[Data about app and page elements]
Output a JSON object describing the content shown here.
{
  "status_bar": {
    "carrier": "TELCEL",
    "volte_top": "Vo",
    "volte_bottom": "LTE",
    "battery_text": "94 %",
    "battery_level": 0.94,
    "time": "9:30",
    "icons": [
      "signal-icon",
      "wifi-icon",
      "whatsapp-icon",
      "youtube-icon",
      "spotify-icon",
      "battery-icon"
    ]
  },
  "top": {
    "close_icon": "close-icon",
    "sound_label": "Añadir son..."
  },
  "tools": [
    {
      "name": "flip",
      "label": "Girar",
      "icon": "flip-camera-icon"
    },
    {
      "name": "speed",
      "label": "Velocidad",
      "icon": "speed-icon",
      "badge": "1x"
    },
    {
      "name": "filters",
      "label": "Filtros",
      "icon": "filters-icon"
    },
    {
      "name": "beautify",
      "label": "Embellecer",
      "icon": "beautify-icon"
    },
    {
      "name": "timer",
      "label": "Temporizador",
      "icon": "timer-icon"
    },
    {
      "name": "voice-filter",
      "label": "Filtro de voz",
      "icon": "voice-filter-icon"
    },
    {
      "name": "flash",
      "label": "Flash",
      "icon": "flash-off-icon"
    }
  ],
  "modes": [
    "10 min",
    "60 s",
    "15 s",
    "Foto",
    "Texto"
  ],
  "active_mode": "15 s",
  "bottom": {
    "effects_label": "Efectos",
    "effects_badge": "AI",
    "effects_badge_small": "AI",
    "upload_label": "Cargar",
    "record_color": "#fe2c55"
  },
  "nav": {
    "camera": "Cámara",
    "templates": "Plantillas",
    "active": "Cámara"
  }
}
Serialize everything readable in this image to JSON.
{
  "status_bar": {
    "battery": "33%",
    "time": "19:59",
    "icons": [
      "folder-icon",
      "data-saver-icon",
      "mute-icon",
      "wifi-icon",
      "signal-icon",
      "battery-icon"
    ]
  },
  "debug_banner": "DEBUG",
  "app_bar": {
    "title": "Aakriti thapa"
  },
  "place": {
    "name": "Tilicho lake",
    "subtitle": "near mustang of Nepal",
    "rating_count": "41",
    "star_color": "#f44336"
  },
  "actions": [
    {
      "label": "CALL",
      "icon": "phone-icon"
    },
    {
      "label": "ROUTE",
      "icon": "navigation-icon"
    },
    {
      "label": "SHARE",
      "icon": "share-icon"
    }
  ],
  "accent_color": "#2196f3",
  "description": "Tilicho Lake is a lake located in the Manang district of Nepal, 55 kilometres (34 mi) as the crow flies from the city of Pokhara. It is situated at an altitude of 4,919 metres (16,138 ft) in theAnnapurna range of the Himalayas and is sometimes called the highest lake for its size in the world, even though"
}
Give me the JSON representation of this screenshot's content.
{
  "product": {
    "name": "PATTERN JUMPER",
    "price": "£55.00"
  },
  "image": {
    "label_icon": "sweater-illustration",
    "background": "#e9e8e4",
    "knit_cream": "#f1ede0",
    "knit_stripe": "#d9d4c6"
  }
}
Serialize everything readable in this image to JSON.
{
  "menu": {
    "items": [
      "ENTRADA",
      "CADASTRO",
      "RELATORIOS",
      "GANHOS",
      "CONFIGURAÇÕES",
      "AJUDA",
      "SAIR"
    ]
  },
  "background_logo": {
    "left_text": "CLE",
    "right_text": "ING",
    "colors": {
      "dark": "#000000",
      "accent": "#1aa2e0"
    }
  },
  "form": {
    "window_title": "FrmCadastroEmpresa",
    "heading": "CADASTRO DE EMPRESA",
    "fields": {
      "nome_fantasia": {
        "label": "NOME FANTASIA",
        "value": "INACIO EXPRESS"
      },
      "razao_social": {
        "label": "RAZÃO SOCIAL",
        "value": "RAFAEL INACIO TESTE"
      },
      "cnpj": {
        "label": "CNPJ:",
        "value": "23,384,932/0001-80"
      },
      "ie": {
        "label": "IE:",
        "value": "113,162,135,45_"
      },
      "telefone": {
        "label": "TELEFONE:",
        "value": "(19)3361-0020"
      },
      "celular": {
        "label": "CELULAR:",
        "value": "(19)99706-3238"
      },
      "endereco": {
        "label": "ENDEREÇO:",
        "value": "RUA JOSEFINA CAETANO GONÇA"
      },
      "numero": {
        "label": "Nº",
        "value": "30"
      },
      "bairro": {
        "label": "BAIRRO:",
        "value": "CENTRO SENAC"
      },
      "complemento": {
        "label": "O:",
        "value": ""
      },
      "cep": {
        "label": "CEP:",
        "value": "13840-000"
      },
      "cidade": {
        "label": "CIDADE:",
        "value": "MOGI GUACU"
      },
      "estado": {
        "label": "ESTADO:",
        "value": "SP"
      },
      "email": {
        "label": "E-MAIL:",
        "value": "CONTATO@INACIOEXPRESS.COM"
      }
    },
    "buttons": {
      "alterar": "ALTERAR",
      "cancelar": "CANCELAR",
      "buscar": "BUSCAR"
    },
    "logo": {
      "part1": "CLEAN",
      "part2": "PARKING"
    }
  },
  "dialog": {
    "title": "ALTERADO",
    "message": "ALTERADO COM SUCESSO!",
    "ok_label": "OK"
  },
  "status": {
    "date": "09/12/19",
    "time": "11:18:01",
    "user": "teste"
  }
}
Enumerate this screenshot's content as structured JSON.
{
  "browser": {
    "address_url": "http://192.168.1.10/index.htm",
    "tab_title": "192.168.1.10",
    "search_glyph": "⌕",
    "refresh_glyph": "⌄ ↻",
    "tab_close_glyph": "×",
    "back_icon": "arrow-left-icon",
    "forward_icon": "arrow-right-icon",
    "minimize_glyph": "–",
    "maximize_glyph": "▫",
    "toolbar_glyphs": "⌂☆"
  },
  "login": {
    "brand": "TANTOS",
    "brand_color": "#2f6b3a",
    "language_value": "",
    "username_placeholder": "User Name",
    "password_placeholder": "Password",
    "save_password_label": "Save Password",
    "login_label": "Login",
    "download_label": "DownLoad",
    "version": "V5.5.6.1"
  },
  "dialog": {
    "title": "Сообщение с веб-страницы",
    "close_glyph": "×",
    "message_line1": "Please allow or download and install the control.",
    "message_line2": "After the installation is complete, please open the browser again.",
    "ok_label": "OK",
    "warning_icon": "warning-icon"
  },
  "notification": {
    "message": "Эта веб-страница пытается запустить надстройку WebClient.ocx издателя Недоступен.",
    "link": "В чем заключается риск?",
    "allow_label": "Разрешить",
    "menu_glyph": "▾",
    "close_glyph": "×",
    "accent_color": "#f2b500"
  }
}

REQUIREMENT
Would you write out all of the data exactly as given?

SOLUTION FOR THIS EXERCISE
Output a JSON object describing the content shown here.
{
  "status_bar": {
    "carrier": "TELCEL",
    "volte_top": "Vo",
    "volte_bottom": "LTE",
    "battery_text": "94 %",
    "battery_level": 0.94,
    "time": "9:30",
    "icons": [
      "signal-icon",
      "wifi-icon",
      "whatsapp-icon",
      "youtube-icon",
      "spotify-icon",
      "battery-icon"
    ]
  },
  "top": {
    "close_icon": "close-icon",
    "sound_label": "Añadir son..."
  },
  "tools": [
    {
      "name": "flip",
      "label": "Girar",
      "icon": "flip-camera-icon"
    },
    {
      "name": "speed",
      "label": "Velocidad",
      "icon": "speed-icon",
      "badge": "1x"
    },
    {
      "name": "filters",
      "label": "Filtros",
      "icon": "filters-icon"
    },
    {
      "name": "beautify",
      "label": "Embellecer",
      "icon": "beautify-icon"
    },
    {
      "name": "timer",
      "label": "Temporizador",
      "icon": "timer-icon"
    },
    {
      "name": "voice-filter",
      "label": "Filtro de voz",
      "icon": "voice-filter-icon"
    },
    {
      "name": "flash",
      "label": "Flash",
      "icon": "flash-off-icon"
    }
  ],
  "modes": [
    "10 min",
    "60 s",
    "15 s",
    "Foto",
    "Texto"
  ],
  "active_mode": "15 s",
  "bottom": {
    "effects_label": "Efectos",
    "effects_badge": "AI",
    "effects_badge_small": "AI",
    "upload_label": "Cargar",
    "record_color": "#fe2c55"
  },
  "nav": {
    "camera": "Cámara",
    "templates": "Plantillas",
    "active": "Cámara"
  }
}
Serialize everything readable in this image to JSON.
{
  "status_bar": {
    "battery": "33%",
    "time": "19:59",
    "icons": [
      "folder-icon",
      "data-saver-icon",
      "mute-icon",
      "wifi-icon",
      "signal-icon",
      "battery-icon"
    ]
  },
  "debug_banner": "DEBUG",
  "app_bar": {
    "title": "Aakriti thapa"
  },
  "place": {
    "name": "Tilicho lake",
    "subtitle": "near mustang of Nepal",
    "rating_count": "41",
    "star_color": "#f44336"
  },
  "actions": [
    {
      "label": "CALL",
      "icon": "phone-icon"
    },
    {
      "label": "ROUTE",
      "icon": "navigation-icon"
    },
    {
      "label": "SHARE",
      "icon": "share-icon"
    }
  ],
  "accent_color": "#2196f3",
  "description": "Tilicho Lake is a lake located in the Manang district of Nepal, 55 kilometres (34 mi) as the crow flies from the city of Pokhara. It is situated at an altitude of 4,919 metres (16,138 ft) in theAnnapurna range of the Himalayas and is sometimes called the highest lake for its size in the world, even though"
}
Give me the JSON representation of this screenshot's content.
{
  "product": {
    "name": "PATTERN JUMPER",
    "price": "£55.00"
  },
  "image": {
    "label_icon": "sweater-illustration",
    "background": "#e9e8e4",
    "knit_cream": "#f1ede0",
    "knit_stripe": "#d9d4c6"
  }
}
Serialize everything readable in this image to JSON.
{
  "menu": {
    "items": [
      "ENTRADA",
      "CADASTRO",
      "RELATORIOS",
      "GANHOS",
      "CONFIGURAÇÕES",
      "AJUDA",
      "SAIR"
    ]
  },
  "background_logo": {
    "left_text": "CLE",
    "right_text": "ING",
    "colors": {
      "dark": "#000000",
      "accent": "#1aa2e0"
    }
  },
  "form": {
    "window_title": "FrmCadastroEmpresa",
    "heading": "CADASTRO DE EMPRESA",
    "fields": {
      "nome_fantasia": {
        "label": "NOME FANTASIA",
        "value": "INACIO EXPRESS"
      },
      "razao_social": {
        "label": "RAZÃO SOCIAL",
        "value": "RAFAEL INACIO TESTE"
      },
      "cnpj": {
        "label": "CNPJ:",
        "value": "23,384,932/0001-80"
      },
      "ie": {
        "label": "IE:",
        "value": "113,162,135,45_"
      },
      "telefone": {
        "label": "TELEFONE:",
        "value": "(19)3361-0020"
      },
      "celular": {
        "label": "CELULAR:",
        "value": "(19)99706-3238"
      },
      "endereco": {
        "label": "ENDEREÇO:",
        "value": "RUA JOSEFINA CAETANO GONÇA"
      },
      "numero": {
        "label": "Nº",
        "value": "30"
      },
      "bairro": {
        "label": "BAIRRO:",
        "value": "CENTRO SENAC"
      },
      "complemento": {
        "label": "O:",
        "value": ""
      },
      "cep": {
        "label": "CEP:",
        "value": "13840-000"
      },
      "cidade": {
        "label": "CIDADE:",
        "value": "MOGI GUACU"
      },
      "estado": {
        "label": "ESTADO:",
        "value": "SP"
      },
      "email": {
        "label": "E-MAIL:",
        "value": "CONTATO@INACIOEXPRESS.COM"
      }
    },
    "buttons": {
      "alterar": "ALTERAR",
      "cancelar": "CANCELAR",
      "buscar": "BUSCAR"
    },
    "logo": {
      "part1": "CLEAN",
      "part2": "PARKING"
    }
  },
  "dialog": {
    "title": "ALTERADO",
    "message": "ALTERADO COM SUCESSO!",
    "ok_label": "OK"
  },
  "status": {
    "date": "09/12/19",
    "time": "11:18:01",
    "user": "teste"
  }
}
Enumerate this screenshot's content as structured JSON.
{
  "browser": {
    "address_url": "http://192.168.1.10/index.htm",
    "tab_title": "192.168.1.10",
    "search_glyph": "⌕",
    "refresh_glyph": "⌄ ↻",
    "tab_close_glyph": "×",
    "back_icon": "arrow-left-icon",
    "forward_icon": "arrow-right-icon",
    "minimize_glyph": "–",
    "maximize_glyph": "▫",
    "toolbar_glyphs": "⌂☆"
  },
  "login": {
    "brand": "TANTOS",
    "brand_color": "#2f6b3a",
    "language_value": "",
    "username_placeholder": "User Name",
    "password_placeholder": "Password",
    "save_password_label": "Save Password",
    "login_label": "Login",
    "download_label": "DownLoad",
    "version": "V5.5.6.1"
  },
  "dialog": {
    "title": "Сообщение с веб-страницы",
    "close_glyph": "×",
    "message_line1": "Please allow or download and install the control.",
    "message_line2": "After the installation is complete, please open the browser again.",
    "ok_label": "OK",
    "warning_icon": "warning-icon"
  },
  "notification": {
    "message": "Эта веб-страница пытается запустить надстройку WebClient.ocx издателя Недоступен.",
    "link": "В чем заключается риск?",
    "allow_label": "Разрешить",
    "menu_glyph": "▾",
    "close_glyph": "×",
    "accent_color": "#f2b500"
  }
}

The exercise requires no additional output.